Prime Minister Hun Sen yesterday said that Cambodia conducted a free and fair election on Sunday with a higher voter turnout. However, the Grassroots Democratic Party alleged that the election was not up to a standard.
Mr Hun Sen said on Facebook 82.89 percent of voters cast ballots and 20 parties contested the election, clearly showing the majority of Cambodian people took part in multiparty democracy.
“Cambodia determined its fate through a free and fair election,” he added. “People showed great will in exercising their right to vote for any political party they liked without pressure or coercion.”
“Cambodia is an independent and sovereign country and will continue to hold an election every five years so that all people have a chance to vote and determine the country’s fate freely,” he said.
Meanwhile, the GDP denounced the election in a statement, saying that it was not free or fair because of the absence of the outlawed CNRP and due to intimidation.
“The GDP knew in advance that the election was not fully up to a free and fair standard because of the CNRP’s dissolution, civil society organisation intimidated, restrictions on the freedom of the press and state infrastructure being used for campaigning,” it said in the statement.
“However, the GDP decided to contest the election because we wanted to nurture a new political culture and give Cambodian people a new chance,” it added.
According to preliminary National Election Committee results, more than 6.9 million people cast ballots on Sunday.
The NEC said the CPP secured 76.78 percent of votes nationwide.
Sam Inn, the GDP’s secretary-general, said that his party could not conclude whether the voter turnout of 82.89 percent was right because no trusted election watchdogs observed the election.
“We cannot conclude the voter turnout rate is entirely correct because we don’t have enough observers and no civil society organisations we trust took part,” Mr Inn said. “If the ruling CPP wins all parliamentary seats, democratic process will be affected because there is no opposition voice.”
Two local election watchdogs – Comfrel and Nicfec – opted not to observe the election due to being blacklisted after the 2017 commune elections.
The election on Sunday was met with mixed views internationally.
On Monday, both Canada and the US slammed it as neither free nor fair, but both China and Russia issued statements in support of the poll.
Yesterday, the French government said in a statement that it regretted that the elections were held in an environment that did not allow the CNRP, media or civil society organisations to function unimpeded.
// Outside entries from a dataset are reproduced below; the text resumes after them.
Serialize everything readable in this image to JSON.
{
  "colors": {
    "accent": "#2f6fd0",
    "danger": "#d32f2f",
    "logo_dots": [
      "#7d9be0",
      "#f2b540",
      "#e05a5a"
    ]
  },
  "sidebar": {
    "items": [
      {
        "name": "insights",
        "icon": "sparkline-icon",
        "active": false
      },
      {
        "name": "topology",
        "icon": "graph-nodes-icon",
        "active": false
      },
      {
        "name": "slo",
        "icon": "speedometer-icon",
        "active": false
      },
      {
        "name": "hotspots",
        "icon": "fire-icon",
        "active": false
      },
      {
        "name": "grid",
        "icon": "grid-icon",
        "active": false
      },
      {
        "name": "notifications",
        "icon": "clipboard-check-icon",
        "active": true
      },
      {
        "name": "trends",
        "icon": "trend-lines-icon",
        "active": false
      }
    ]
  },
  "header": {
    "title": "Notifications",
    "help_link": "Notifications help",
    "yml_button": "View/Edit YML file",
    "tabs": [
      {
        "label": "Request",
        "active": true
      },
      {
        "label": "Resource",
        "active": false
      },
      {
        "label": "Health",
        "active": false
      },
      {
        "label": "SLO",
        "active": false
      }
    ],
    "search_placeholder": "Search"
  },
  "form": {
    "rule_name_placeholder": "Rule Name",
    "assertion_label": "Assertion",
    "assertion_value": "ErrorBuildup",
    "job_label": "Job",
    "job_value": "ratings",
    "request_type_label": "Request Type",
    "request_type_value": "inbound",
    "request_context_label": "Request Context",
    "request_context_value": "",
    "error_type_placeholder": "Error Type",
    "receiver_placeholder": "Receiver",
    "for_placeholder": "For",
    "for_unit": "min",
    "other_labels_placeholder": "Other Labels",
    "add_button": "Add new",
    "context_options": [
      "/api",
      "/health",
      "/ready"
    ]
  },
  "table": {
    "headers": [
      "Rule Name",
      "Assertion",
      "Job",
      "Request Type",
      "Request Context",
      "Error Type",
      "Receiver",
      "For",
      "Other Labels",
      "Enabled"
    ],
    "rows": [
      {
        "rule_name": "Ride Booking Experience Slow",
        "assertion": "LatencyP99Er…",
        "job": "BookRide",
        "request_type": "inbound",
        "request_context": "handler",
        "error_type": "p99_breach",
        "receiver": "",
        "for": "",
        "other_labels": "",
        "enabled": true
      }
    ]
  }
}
“France regrets the fact that the Cambodia parliamentary elections took place without the main opposition party,” said French foreign ministry deputy spokesman Alexandre Giorgini. “We urge the Cambodian authorities to respect the fundamental rights that will guarantee a credible democratic process.”
The Foreign Affairs Ministry yesterday hit back at the critics, saying that the high turnout meant the election was legitimate.
“By generally accepted standards, the first criterion for the legitimacy of an election is the participation rate of registered voters,” the ministry said in a statement. “This exceptional high turnout rate is truly a reflection of a strong confidence of the citizens in the electoral process and in the NEC.”
“The ministry would like to point out that this voter participation rate exceeds, sometimes by far, those in several Western democracies, including some of which that are strongly critical of the Cambodian election now,” it added. “The ministry regrets the politically motivated assessments of some foreign governments who refused to send observers and instead declared from the beginning until the end that the election was not free and fair.”